comment Is “sushis” the plural form of “sushi”?
Sushi is also taken straight from Japanese, which does not have plural forms of words. Even where the noun is countable, the "s" is often omitted, such as is "The Seven Samurai".
Sep
7
comment Expression for a choice which isn't really one
Moot traditionally means that it's debatable, unclear, or unsettled. "Whether raising our prices will save the business is a moot point. Do we want to tackle this issue now?" More commonly though, it means that it's of little importance to the task at hand, or that it's purely academic. "Whether raising our prices will save the business is a moot point, we're trying to figure out what to get for lunch."
Sep
6
answered “Can’t help but” vs. “can help but”
Aug
28
comment Difference between “slacks”, “pants”, and “trousers”?
@iconclast If you really want to get technical, the tuxedo is actually semi-formal. It being more comfortable than a coat with tails.
Jul
23
awarded  Caucus
Jul
18
comment What is the word whose definition is 'the background laugh on tv shows'?
I think sweetening is too general, as it can refer to any sound that's added in post. For example, if a company was dubbing a foreign film and decided that a storm scene didn't have enough impact, they would do some sweetening by layering in additional/higher quality storm sound effects. Edit - My apologies, I forgot he was looking for a specific word, not the best word.
Jul
10
comment English usage: Every vs all?
I'd agreed with cornbread ninja. Supplied here indicates that the fields must be made available. For example, "When creating a form for your customers to fill out, make sure that all of these fields are supplied." However, I suppose you could say "All fields must be supplied with an answer."
Jul
6
comment Is there a single word for 'scaring a person for sake of fun'?
You might want to Google that. The actual definition of a bugger is a lot less innocent than you think...
Jul
4
comment Decision to not speak on confidential matters
ruakh is correct.
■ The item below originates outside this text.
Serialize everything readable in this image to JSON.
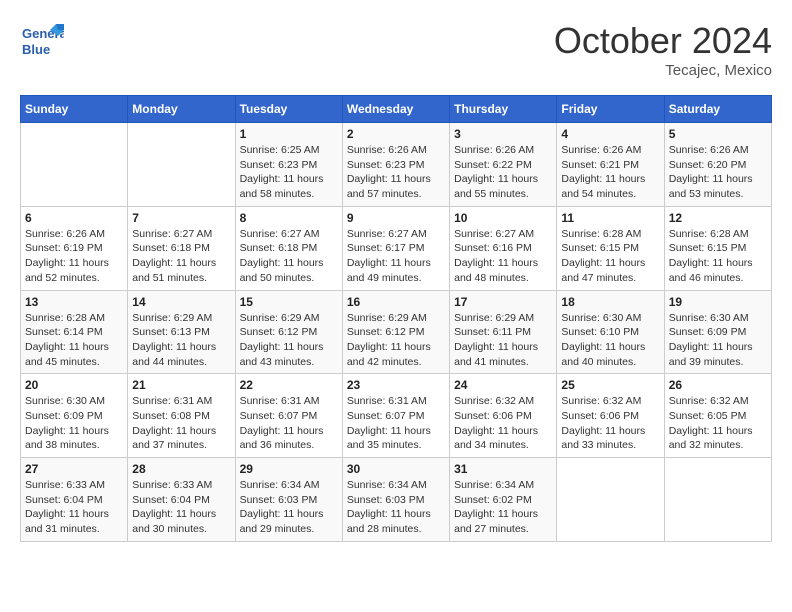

She told you in confidence, trusting your discretion.
Jun
21
comment Difference between “the very first” and “first”
As another example, "Who were the first people to live here?" "The British were." "Who were the very first people to live here?" "The Haida were." The "very" indicates that there are no implicit filters on your question.
Jun
21
awarded  Good Answer
Jun
15
awarded  Mortarboard
Jun
15
comment Less vulgar synonyms for “circlejerk”
@Stephanie Weaker and less fun, but that's where good manners gets you.